Required action:
The required output is every record, written out exactly.

Supplied data:
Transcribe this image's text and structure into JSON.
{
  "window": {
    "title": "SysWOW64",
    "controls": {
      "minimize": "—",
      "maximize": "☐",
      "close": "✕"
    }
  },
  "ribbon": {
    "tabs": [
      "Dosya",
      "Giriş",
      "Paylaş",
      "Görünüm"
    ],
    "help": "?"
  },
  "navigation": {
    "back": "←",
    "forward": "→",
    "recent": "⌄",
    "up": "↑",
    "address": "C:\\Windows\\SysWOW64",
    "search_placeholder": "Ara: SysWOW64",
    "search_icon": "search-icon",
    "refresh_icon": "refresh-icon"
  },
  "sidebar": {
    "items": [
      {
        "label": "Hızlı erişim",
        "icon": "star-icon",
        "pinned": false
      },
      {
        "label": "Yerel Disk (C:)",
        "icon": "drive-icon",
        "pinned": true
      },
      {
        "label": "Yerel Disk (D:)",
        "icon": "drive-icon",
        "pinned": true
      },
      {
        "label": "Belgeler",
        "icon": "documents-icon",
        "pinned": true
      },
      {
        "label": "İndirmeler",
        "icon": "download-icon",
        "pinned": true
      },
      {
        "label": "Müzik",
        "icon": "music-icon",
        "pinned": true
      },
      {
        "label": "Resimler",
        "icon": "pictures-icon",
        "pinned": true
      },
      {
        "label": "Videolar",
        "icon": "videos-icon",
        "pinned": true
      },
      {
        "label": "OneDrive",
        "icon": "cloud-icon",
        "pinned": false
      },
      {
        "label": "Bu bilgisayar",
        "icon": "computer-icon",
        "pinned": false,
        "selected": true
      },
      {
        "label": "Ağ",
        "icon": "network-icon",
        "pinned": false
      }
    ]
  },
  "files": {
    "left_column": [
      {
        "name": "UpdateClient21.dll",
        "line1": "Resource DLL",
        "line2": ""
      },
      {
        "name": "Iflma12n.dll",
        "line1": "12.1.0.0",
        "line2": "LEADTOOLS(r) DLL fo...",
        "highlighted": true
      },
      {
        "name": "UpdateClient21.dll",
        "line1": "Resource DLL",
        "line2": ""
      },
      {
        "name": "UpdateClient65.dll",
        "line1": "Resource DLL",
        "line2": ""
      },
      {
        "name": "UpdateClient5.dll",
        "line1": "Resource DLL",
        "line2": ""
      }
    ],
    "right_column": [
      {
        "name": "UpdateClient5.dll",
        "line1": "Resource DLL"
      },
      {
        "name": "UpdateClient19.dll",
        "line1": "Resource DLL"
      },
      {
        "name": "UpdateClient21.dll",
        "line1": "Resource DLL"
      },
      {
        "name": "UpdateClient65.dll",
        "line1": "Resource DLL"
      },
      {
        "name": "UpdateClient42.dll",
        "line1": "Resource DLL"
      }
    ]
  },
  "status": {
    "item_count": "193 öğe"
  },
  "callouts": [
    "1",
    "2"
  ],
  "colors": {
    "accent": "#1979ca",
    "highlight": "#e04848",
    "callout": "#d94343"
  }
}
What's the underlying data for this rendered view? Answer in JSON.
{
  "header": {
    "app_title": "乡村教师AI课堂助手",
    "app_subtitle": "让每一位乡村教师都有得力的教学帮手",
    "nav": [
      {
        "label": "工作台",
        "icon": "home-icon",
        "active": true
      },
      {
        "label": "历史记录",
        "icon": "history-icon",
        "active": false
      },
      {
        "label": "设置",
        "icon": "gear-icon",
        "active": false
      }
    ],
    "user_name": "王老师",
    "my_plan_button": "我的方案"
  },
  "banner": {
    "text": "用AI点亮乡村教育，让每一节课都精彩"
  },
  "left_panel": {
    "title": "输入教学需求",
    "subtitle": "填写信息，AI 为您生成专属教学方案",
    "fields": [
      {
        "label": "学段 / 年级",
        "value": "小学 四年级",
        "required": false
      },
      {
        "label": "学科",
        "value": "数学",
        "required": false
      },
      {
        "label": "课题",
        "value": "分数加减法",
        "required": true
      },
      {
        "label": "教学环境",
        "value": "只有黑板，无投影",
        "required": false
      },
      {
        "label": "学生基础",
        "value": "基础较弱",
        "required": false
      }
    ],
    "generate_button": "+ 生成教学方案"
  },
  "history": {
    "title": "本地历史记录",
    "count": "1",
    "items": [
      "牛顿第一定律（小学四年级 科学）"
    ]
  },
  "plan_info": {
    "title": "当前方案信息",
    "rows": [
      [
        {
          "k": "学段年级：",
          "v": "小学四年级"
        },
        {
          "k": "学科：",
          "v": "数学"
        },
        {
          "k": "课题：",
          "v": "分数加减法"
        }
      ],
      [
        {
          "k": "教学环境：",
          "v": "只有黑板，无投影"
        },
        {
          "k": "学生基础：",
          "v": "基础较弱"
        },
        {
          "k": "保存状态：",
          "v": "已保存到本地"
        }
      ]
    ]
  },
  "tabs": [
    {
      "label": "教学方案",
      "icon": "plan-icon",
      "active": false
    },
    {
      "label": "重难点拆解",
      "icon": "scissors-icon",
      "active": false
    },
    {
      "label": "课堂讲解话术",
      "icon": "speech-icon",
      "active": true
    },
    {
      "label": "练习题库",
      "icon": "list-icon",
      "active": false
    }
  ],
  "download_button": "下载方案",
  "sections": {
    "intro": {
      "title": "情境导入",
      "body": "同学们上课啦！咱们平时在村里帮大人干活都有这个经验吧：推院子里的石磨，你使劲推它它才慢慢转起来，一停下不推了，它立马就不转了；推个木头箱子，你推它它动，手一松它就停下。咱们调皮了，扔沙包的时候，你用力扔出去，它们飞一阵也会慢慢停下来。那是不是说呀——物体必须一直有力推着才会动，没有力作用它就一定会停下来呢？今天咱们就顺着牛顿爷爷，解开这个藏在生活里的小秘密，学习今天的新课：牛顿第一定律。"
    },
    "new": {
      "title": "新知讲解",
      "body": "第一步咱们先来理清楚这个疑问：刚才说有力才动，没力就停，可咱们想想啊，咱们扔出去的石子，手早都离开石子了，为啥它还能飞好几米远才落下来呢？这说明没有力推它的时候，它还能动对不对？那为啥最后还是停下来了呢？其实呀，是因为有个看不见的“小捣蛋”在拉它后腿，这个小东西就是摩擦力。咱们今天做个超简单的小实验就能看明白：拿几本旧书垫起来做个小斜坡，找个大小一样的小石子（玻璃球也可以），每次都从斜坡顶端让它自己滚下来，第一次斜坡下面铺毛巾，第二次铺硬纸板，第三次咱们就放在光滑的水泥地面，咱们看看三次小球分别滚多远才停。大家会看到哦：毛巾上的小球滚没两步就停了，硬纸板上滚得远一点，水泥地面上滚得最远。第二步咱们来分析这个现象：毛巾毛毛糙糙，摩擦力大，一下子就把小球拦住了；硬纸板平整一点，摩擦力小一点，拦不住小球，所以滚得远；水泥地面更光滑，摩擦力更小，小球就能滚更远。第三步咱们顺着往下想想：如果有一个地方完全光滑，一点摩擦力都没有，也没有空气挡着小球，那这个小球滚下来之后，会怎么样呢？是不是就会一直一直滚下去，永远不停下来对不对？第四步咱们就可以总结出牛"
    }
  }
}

Answer space:
Transcribe this image's text and structure into JSON.
{
  "window": {
    "title": "SysWOW64",
    "controls": {
      "minimize": "—",
      "maximize": "☐",
      "close": "✕"
    }
  },
  "ribbon": {
    "tabs": [
      "Dosya",
      "Giriş",
      "Paylaş",
      "Görünüm"
    ],
    "help": "?"
  },
  "navigation": {
    "back": "←",
    "forward": "→",
    "recent": "⌄",
    "up": "↑",
    "address": "C:\\Windows\\SysWOW64",
    "search_placeholder": "Ara: SysWOW64",
    "search_icon": "search-icon",
    "refresh_icon": "refresh-icon"
  },
  "sidebar": {
    "items": [
      {
        "label": "Hızlı erişim",
        "icon": "star-icon",
        "pinned": false
      },
      {
        "label": "Yerel Disk (C:)",
        "icon": "drive-icon",
        "pinned": true
      },
      {
        "label": "Yerel Disk (D:)",
        "icon": "drive-icon",
        "pinned": true
      },
      {
        "label": "Belgeler",
        "icon": "documents-icon",
        "pinned": true
      },
      {
        "label": "İndirmeler",
        "icon": "download-icon",
        "pinned": true
      },
      {
        "label": "Müzik",
        "icon": "music-icon",
        "pinned": true
      },
      {
        "label": "Resimler",
        "icon": "pictures-icon",
        "pinned": true
      },
      {
        "label": "Videolar",
        "icon": "videos-icon",
        "pinned": true
      },
      {
        "label": "OneDrive",
        "icon": "cloud-icon",
        "pinned": false
      },
      {
        "label": "Bu bilgisayar",
        "icon": "computer-icon",
        "pinned": false,
        "selected": true
      },
      {
        "label": "Ağ",
        "icon": "network-icon",
        "pinned": false
      }
    ]
  },
  "files": {
    "left_column": [
      {
        "name": "UpdateClient21.dll",
        "line1": "Resource DLL",
        "line2": ""
      },
      {
        "name": "Iflma12n.dll",
        "line1": "12.1.0.0",
        "line2": "LEADTOOLS(r) DLL fo...",
        "highlighted": true
      },
      {
        "name": "UpdateClient21.dll",
        "line1": "Resource DLL",
        "line2": ""
      },
      {
        "name": "UpdateClient65.dll",
        "line1": "Resource DLL",
        "line2": ""
      },
      {
        "name": "UpdateClient5.dll",
        "line1": "Resource DLL",
        "line2": ""
      }
    ],
    "right_column": [
      {
        "name": "UpdateClient5.dll",
        "line1": "Resource DLL"
      },
      {
        "name": "UpdateClient19.dll",
        "line1": "Resource DLL"
      },
      {
        "name": "UpdateClient21.dll",
        "line1": "Resource DLL"
      },
      {
        "name": "UpdateClient65.dll",
        "line1": "Resource DLL"
      },
      {
        "name": "UpdateClient42.dll",
        "line1": "Resource DLL"
      }
    ]
  },
  "status": {
    "item_count": "193 öğe"
  },
  "callouts": [
    "1",
    "2"
  ],
  "colors": {
    "accent": "#1979ca",
    "highlight": "#e04848",
    "callout": "#d94343"
  }
}
What's the underlying data for this rendered view? Answer in JSON.
{
  "header": {
    "app_title": "乡村教师AI课堂助手",
    "app_subtitle": "让每一位乡村教师都有得力的教学帮手",
    "nav": [
      {
        "label": "工作台",
        "icon": "home-icon",
        "active": true
      },
      {
        "label": "历史记录",
        "icon": "history-icon",
        "active": false
      },
      {
        "label": "设置",
        "icon": "gear-icon",
        "active": false
      }
    ],
    "user_name": "王老师",
    "my_plan_button": "我的方案"
  },
  "banner": {
    "text": "用AI点亮乡村教育，让每一节课都精彩"
  },
  "left_panel": {
    "title": "输入教学需求",
    "subtitle": "填写信息，AI 为您生成专属教学方案",
    "fields": [
      {
        "label": "学段 / 年级",
        "value": "小学 四年级",
        "required": false
      },
      {
        "label": "学科",
        "value": "数学",
        "required": false
      },
      {
        "label": "课题",
        "value": "分数加减法",
        "required": true
      },
      {
        "label": "教学环境",
        "value": "只有黑板，无投影",
        "required": false
      },
      {
        "label": "学生基础",
        "value": "基础较弱",
        "required": false
      }
    ],
    "generate_button": "+ 生成教学方案"
  },
  "history": {
    "title": "本地历史记录",
    "count": "1",
    "items": [
      "牛顿第一定律（小学四年级 科学）"
    ]
  },
  "plan_info": {
    "title": "当前方案信息",
    "rows": [
      [
        {
          "k": "学段年级：",
          "v": "小学四年级"
        },
        {
          "k": "学科：",
          "v": "数学"
        },
        {
          "k": "课题：",
          "v": "分数加减法"
        }
      ],
      [
        {
          "k": "教学环境：",
          "v": "只有黑板，无投影"
        },
        {
          "k": "学生基础：",
          "v": "基础较弱"
        },
        {
          "k": "保存状态：",
          "v": "已保存到本地"
        }
      ]
    ]
  },
  "tabs": [
    {
      "label": "教学方案",
      "icon": "plan-icon",
      "active": false
    },
    {
      "label": "重难点拆解",
      "icon": "scissors-icon",
      "active": false
    },
    {
      "label": "课堂讲解话术",
      "icon": "speech-icon",
      "active": true
    },
    {
      "label": "练习题库",
      "icon": "list-icon",
      "active": false
    }
  ],
  "download_button": "下载方案",
  "sections": {
    "intro": {
      "title": "情境导入",
      "body": "同学们上课啦！咱们平时在村里帮大人干活都有这个经验吧：推院子里的石磨，你使劲推它它才慢慢转起来，一停下不推了，它立马就不转了；推个木头箱子，你推它它动，手一松它就停下。咱们调皮了，扔沙包的时候，你用力扔出去，它们飞一阵也会慢慢停下来。那是不是说呀——物体必须一直有力推着才会动，没有力作用它就一定会停下来呢？今天咱们就顺着牛顿爷爷，解开这个藏在生活里的小秘密，学习今天的新课：牛顿第一定律。"
    },
    "new": {
      "title": "新知讲解",
      "body": "第一步咱们先来理清楚这个疑问：刚才说有力才动，没力就停，可咱们想想啊，咱们扔出去的石子，手早都离开石子了，为啥它还能飞好几米远才落下来呢？这说明没有力推它的时候，它还能动对不对？那为啥最后还是停下来了呢？其实呀，是因为有个看不见的“小捣蛋”在拉它后腿，这个小东西就是摩擦力。咱们今天做个超简单的小实验就能看明白：拿几本旧书垫起来做个小斜坡，找个大小一样的小石子（玻璃球也可以），每次都从斜坡顶端让它自己滚下来，第一次斜坡下面铺毛巾，第二次铺硬纸板，第三次咱们就放在光滑的水泥地面，咱们看看三次小球分别滚多远才停。大家会看到哦：毛巾上的小球滚没两步就停了，硬纸板上滚得远一点，水泥地面上滚得最远。第二步咱们来分析这个现象：毛巾毛毛糙糙，摩擦力大，一下子就把小球拦住了；硬纸板平整一点，摩擦力小一点，拦不住小球，所以滚得远；水泥地面更光滑，摩擦力更小，小球就能滚更远。第三步咱们顺着往下想想：如果有一个地方完全光滑，一点摩擦力都没有，也没有空气挡着小球，那这个小球滚下来之后，会怎么样呢？是不是就会一直一直滚下去，永远不停下来对不对？第四步咱们就可以总结出牛"
    }
  }
}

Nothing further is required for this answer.